It is not hard to understand that parents are impatient with these adolescents, for people would rather submit to the strictest laws, go to all kinds of trouble, achieve spectacular feats, and choose the most demanding careers than be expected to bring love and understanding to the helpless unhappy child they once were, whom they have subsequently banished forever. When this child suddenly reappears on the lovely parquet floor of their lavish living room in the guise of their own son or daughter, it is not surprising that the child cannot count on finding understanding. What he or she will find is resentment, indignation, warnings or prohibitions, perhaps even hatred--above all, a whole arsenal of child-rearing weapons with which the parents try to ward off every unhappy childhood memory from the war years that tries to come to the surface.
-For Your Own Good, 1980
My goal for after Advent. Alice found an unusually kind and respectful elderly man in Germany and notices how he describes his Mother.
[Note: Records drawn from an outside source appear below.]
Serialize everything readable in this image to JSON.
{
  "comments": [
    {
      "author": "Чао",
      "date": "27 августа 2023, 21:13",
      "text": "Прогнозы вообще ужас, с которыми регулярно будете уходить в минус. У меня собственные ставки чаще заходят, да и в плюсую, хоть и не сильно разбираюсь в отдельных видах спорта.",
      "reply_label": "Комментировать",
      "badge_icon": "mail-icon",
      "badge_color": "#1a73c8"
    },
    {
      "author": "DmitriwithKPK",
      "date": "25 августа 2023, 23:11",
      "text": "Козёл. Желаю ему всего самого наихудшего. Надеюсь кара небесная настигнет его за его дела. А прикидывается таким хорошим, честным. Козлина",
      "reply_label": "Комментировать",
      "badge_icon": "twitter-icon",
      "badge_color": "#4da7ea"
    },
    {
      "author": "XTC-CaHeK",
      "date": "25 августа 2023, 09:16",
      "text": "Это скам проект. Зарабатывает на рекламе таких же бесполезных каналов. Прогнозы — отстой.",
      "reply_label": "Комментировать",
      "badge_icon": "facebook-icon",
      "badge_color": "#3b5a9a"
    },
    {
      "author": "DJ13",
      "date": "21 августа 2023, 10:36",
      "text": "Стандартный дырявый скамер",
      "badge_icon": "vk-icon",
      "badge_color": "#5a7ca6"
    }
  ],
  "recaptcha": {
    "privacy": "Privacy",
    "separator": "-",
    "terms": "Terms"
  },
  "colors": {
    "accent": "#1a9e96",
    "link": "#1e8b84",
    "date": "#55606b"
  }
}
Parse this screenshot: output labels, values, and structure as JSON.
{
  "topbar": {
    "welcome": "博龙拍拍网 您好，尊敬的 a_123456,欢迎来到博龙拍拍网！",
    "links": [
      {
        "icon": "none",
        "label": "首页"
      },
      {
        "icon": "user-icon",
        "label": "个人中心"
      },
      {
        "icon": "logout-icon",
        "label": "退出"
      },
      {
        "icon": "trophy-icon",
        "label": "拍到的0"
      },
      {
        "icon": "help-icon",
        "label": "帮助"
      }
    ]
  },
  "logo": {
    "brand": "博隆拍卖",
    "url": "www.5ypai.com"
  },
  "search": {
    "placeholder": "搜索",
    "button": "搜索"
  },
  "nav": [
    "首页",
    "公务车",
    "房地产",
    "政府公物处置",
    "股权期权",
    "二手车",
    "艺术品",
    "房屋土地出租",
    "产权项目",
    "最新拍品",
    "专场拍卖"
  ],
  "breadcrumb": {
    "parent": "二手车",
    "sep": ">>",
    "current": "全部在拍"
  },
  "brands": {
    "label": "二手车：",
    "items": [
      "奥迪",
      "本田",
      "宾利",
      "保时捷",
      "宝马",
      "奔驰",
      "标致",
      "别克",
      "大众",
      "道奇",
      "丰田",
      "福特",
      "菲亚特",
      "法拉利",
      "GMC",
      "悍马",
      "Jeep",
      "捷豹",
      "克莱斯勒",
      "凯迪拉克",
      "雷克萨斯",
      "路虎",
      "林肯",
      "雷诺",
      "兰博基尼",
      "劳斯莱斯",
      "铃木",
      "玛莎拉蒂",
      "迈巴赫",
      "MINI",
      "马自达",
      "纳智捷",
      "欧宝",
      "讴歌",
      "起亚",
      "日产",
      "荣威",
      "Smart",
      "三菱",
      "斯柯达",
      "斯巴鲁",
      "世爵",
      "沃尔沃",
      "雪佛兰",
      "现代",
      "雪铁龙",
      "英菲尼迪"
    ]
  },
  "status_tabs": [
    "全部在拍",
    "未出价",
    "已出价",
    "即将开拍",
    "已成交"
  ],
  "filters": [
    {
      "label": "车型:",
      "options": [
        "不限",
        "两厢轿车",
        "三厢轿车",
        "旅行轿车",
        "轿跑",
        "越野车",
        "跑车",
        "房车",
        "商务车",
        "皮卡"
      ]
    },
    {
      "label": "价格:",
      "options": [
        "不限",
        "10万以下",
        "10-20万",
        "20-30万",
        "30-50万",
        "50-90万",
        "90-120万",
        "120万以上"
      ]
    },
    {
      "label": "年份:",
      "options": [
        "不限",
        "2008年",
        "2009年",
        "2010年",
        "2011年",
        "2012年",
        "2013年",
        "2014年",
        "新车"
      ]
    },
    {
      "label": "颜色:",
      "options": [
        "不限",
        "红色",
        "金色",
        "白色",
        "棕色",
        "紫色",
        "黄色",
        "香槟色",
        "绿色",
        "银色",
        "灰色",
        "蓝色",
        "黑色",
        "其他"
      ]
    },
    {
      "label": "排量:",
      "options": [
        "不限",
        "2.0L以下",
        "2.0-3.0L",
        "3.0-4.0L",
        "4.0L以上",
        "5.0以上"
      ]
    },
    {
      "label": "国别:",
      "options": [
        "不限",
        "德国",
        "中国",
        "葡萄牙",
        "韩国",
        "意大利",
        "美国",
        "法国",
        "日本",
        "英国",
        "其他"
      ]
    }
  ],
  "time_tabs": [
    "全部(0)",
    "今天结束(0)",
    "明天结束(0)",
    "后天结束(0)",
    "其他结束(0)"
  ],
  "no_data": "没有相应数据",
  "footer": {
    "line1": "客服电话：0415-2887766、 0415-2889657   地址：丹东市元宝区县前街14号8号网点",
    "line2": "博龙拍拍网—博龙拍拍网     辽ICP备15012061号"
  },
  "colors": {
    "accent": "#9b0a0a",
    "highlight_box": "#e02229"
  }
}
I noticed that he didn't say, like most people, "My mother loved me very much," but instead, "She loved life," and I recalled having once written that about Goethe's mother. This elderly man had known his happiest moments in the woods with his mother when he had sensed her delight in the birds and shared it with her. Their warm relationship still shone in his aging eyes, and her regard for him expressed itself unmistakably in the way he now was speaking to the children at play. There was nothing superior or condescending in his manner, but simply attentiveness and respect.
I love that! I love life! That's the kind of Mother I want my children to see even more of in myself!